According to Mumbi Wettstein, a political commentator, many women who contest for elective seats feel insecure in political rallies as violence is always unleashed on them. She noted that whenever violence erupts in any political meetings, women frequently become the first targets.

Mumbi argues that perpetrators more often than not aim to sexually assault any woman in a political rally regardless of age or political party affiliation. She accused male rivals for regularly being behind the violence in bid to silence and scare away women.

On the other hand, Beatrice Elachi, nominated senator called on women to repackage themselves well for political office contest. She advised women not to behave like men but be aggressive and ready deliberate issues.

Elachi is on the opinion that any person, especially women, with interest in politics should not be emotional. “This is because it easily portrays one’s weakness that opponents would forever use to demean the woman in any public forum” she says.

Agenda

“I know women are strong willed despite numerous challenges they face while contesting for political seats. I would encourage more women to vie for these seats but let their agenda be national,” Elachi encouraged.

She noted: “As much as women may be concerned with grassroots based issues such as health, agriculture, water and sanitation, they must not forget it all boils down on national issues for policy makers to act upon.”

As much as the Media Council of Kenya blames journalists for being biased on gender coverage, Roselyne Obala, political reporter defended journalists saying men understand how media operates and are always ready to appear on television for interviews even within a very short notice.

Obala argued that men are usually more covered and given more air time compared to women because they are conversant with issues and up to date with current affairs. She said journalists also work on tight deadlines and audience read newspapers with in-depth stories not obvious details.

“Men politicians may not have many responsibilities as women so they may stay up to very late in the evening.
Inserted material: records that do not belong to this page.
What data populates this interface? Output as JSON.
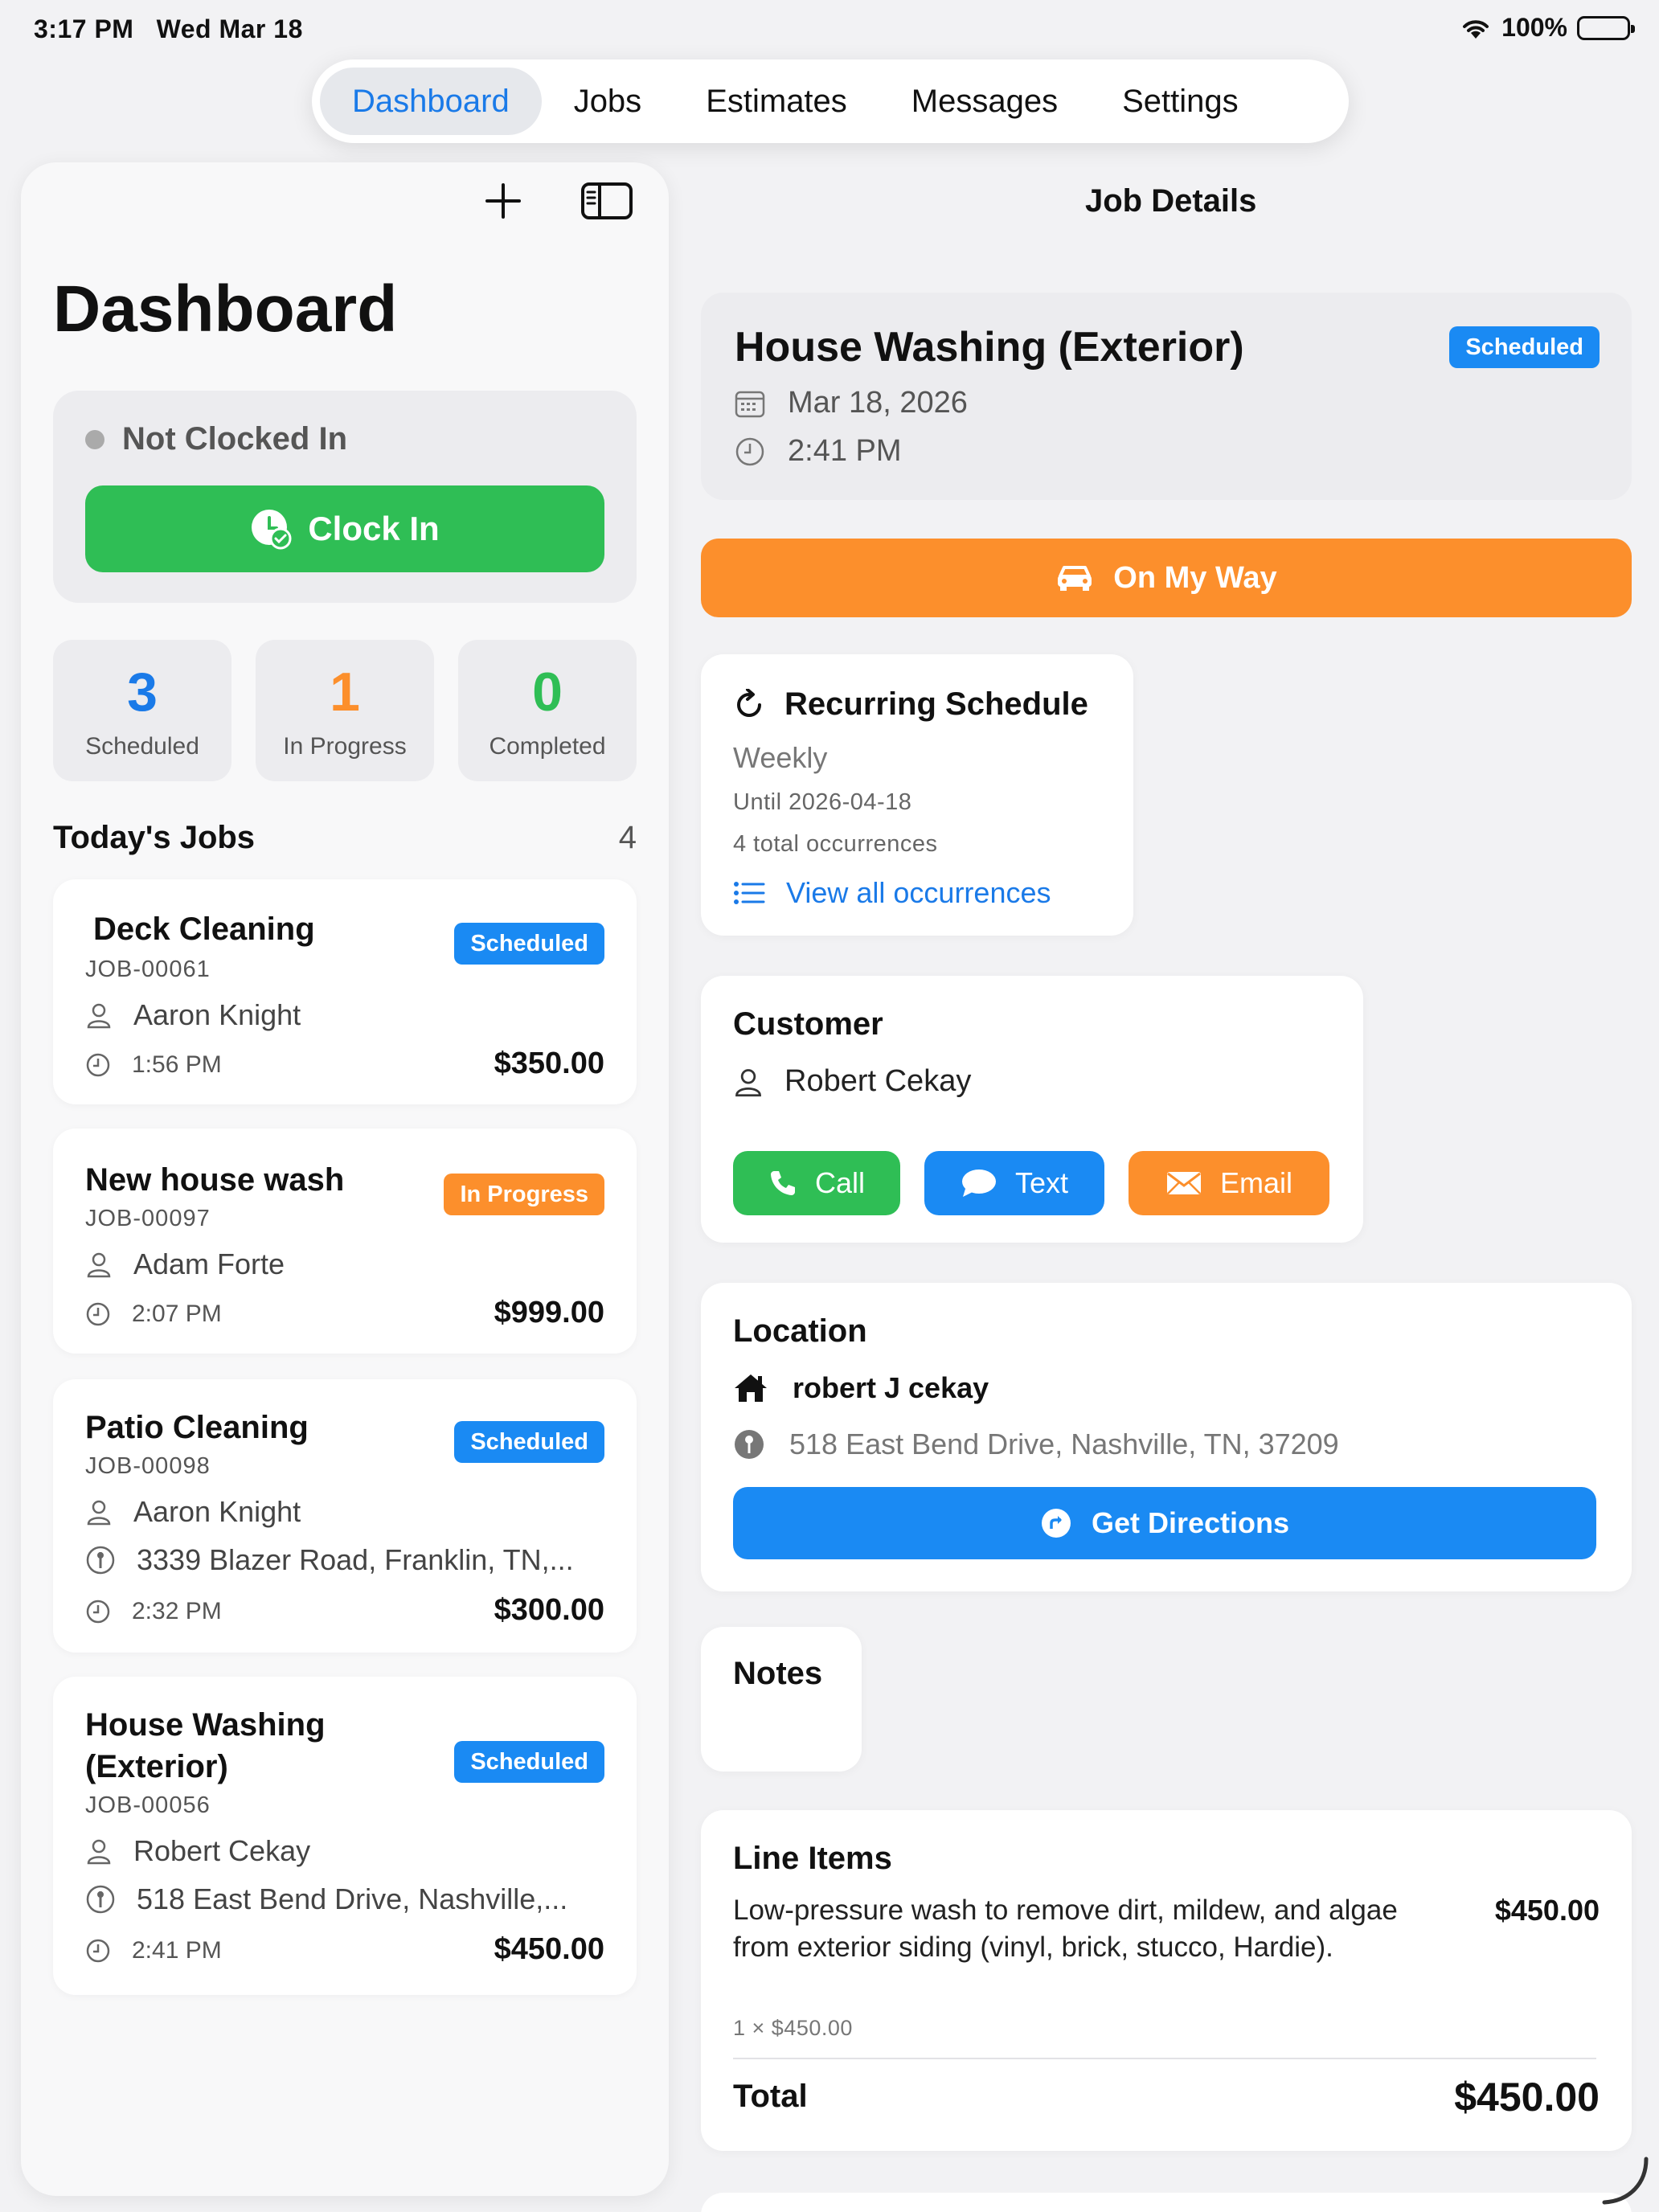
{
  "status_bar": {
    "time": "3:17 PM",
    "date": "Wed Mar 18",
    "battery": "100%"
  },
  "tabs": [
    {
      "label": "Dashboard",
      "active": true
    },
    {
      "label": "Jobs"
    },
    {
      "label": "Estimates"
    },
    {
      "label": "Messages"
    },
    {
      "label": "Settings"
    }
  ],
  "dashboard": {
    "title": "Dashboard",
    "clock": {
      "status": "Not Clocked In",
      "button": "Clock In"
    },
    "stats": [
      {
        "value": "3",
        "label": "Scheduled",
        "color": "#1a7ae8"
      },
      {
        "value": "1",
        "label": "In Progress",
        "color": "#fc8f2c"
      },
      {
        "value": "0",
        "label": "Completed",
        "color": "#2fbe55"
      }
    ],
    "jobs_header": "Today's Jobs",
    "jobs_count": "4",
    "jobs": [
      {
        "title": "Deck Cleaning",
        "id": "JOB-00061",
        "status": "Scheduled",
        "customer": "Aaron Knight",
        "address": "",
        "time": "1:56 PM",
        "price": "$350.00"
      },
      {
        "title": "New house wash",
        "id": "JOB-00097",
        "status": "In Progress",
        "customer": "Adam Forte",
        "address": "",
        "time": "2:07 PM",
        "price": "$999.00"
      },
      {
        "title": "Patio Cleaning",
        "id": "JOB-00098",
        "status": "Scheduled",
        "customer": "Aaron Knight",
        "address": "3339 Blazer Road, Franklin, TN,...",
        "time": "2:32 PM",
        "price": "$300.00"
      },
      {
        "title": "House Washing (Exterior)",
        "id": "JOB-00056",
        "status": "Scheduled",
        "customer": "Robert Cekay",
        "address": "518 East Bend Drive, Nashville,...",
        "time": "2:41 PM",
        "price": "$450.00"
      }
    ]
  },
  "job_details": {
    "nav_title": "Job Details",
    "title": "House Washing (Exterior)",
    "status": "Scheduled",
    "date": "Mar 18, 2026",
    "time": "2:41 PM",
    "on_my_way": "On My Way",
    "recurring": {
      "heading": "Recurring Schedule",
      "frequency": "Weekly",
      "until": "Until 2026-04-18",
      "occurrences": "4 total occurrences",
      "link": "View all occurrences"
    },
    "customer": {
      "heading": "Customer",
      "name": "Robert Cekay",
      "call": "Call",
      "text": "Text",
      "email": "Email"
    },
    "location": {
      "heading": "Location",
      "name": "robert J cekay",
      "address": "518 East Bend Drive, Nashville, TN, 37209",
      "directions": "Get Directions"
    },
    "notes": {
      "heading": "Notes"
    },
    "line_items": {
      "heading": "Line Items",
      "items": [
        {
          "description": "Low-pressure wash to remove dirt, mildew, and algae from exterior siding (vinyl, brick, stucco, Hardie).",
          "qty": "1 × $450.00",
          "price": "$450.00"
        }
      ],
      "total_label": "Total",
      "total": "$450.00"
    }
  },
  "colors": {
    "blue": "#1a8af3",
    "green": "#2fbe55",
    "orange": "#fc8f2c"
  }
}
On the other hand, women would want to go home early, meet with family members, cook and eat together among other things,” Obala noted.

Journalists’ advice to women in politics is to learn how media operates, be informed with current affairs, respond to emails or phone calls and remain ready to appear in media within a short notice.